» TASK OBJECTIVE: Copy out the records precisely, omitting pictures.
§
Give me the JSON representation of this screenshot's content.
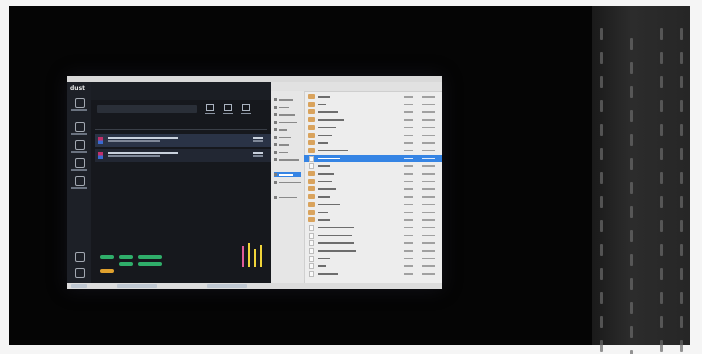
{
  "scene": {
    "description_colors": {
      "background": "#050505",
      "frame": "#f5f5f5",
      "panel": "#262626"
    }
  },
  "monitor": {
    "left_app": {
      "logo": "dust",
      "header_tabs": [
        "",
        ""
      ],
      "columns": [
        "",
        "",
        ""
      ],
      "jobs": [
        {
          "selected": true
        },
        {
          "selected": false
        }
      ],
      "accent_colors": {
        "green": "#2fae6a",
        "orange": "#e0a12e",
        "bar_yellow": "#f0d43a",
        "bar_pink": "#e05a9a"
      }
    },
    "file_manager": {
      "folder_count": 11,
      "selected_row": 2,
      "accent": "#3584e4"
    }
  }
}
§
» RESULT FOR THIS TASK:
Give me the JSON representation of this screenshot's content.
{
  "scene": {
    "description_colors": {
      "background": "#050505",
      "frame": "#f5f5f5",
      "panel": "#262626"
    }
  },
  "monitor": {
    "left_app": {
      "logo": "dust",
      "header_tabs": [
        "",
        ""
      ],
      "columns": [
        "",
        "",
        ""
      ],
      "jobs": [
        {
          "selected": true
        },
        {
          "selected": false
        }
      ],
      "accent_colors": {
        "green": "#2fae6a",
        "orange": "#e0a12e",
        "bar_yellow": "#f0d43a",
        "bar_pink": "#e05a9a"
      }
    },
    "file_manager": {
      "folder_count": 11,
      "selected_row": 2,
      "accent": "#3584e4"
    }
  }
}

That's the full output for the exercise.